◆ Extracted records ◆
+===+
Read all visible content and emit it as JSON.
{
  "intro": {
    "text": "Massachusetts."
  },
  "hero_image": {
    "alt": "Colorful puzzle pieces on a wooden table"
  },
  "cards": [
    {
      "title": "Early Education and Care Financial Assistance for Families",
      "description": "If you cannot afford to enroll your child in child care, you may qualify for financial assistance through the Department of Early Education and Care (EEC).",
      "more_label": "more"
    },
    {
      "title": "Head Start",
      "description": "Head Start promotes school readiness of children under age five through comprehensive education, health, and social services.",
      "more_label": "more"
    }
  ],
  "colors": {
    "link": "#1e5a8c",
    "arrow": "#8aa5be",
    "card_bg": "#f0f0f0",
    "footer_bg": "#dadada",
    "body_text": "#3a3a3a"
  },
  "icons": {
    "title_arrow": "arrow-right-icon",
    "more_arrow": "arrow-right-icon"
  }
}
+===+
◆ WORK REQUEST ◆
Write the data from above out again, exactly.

◆ ANSWER SECTION ◆
Read all visible content and emit it as JSON.
{
  "intro": {
    "text": "Massachusetts."
  },
  "hero_image": {
    "alt": "Colorful puzzle pieces on a wooden table"
  },
  "cards": [
    {
      "title": "Early Education and Care Financial Assistance for Families",
      "description": "If you cannot afford to enroll your child in child care, you may qualify for financial assistance through the Department of Early Education and Care (EEC).",
      "more_label": "more"
    },
    {
      "title": "Head Start",
      "description": "Head Start promotes school readiness of children under age five through comprehensive education, health, and social services.",
      "more_label": "more"
    }
  ],
  "colors": {
    "link": "#1e5a8c",
    "arrow": "#8aa5be",
    "card_bg": "#f0f0f0",
    "footer_bg": "#dadada",
    "body_text": "#3a3a3a"
  },
  "icons": {
    "title_arrow": "arrow-right-icon",
    "more_arrow": "arrow-right-icon"
  }
}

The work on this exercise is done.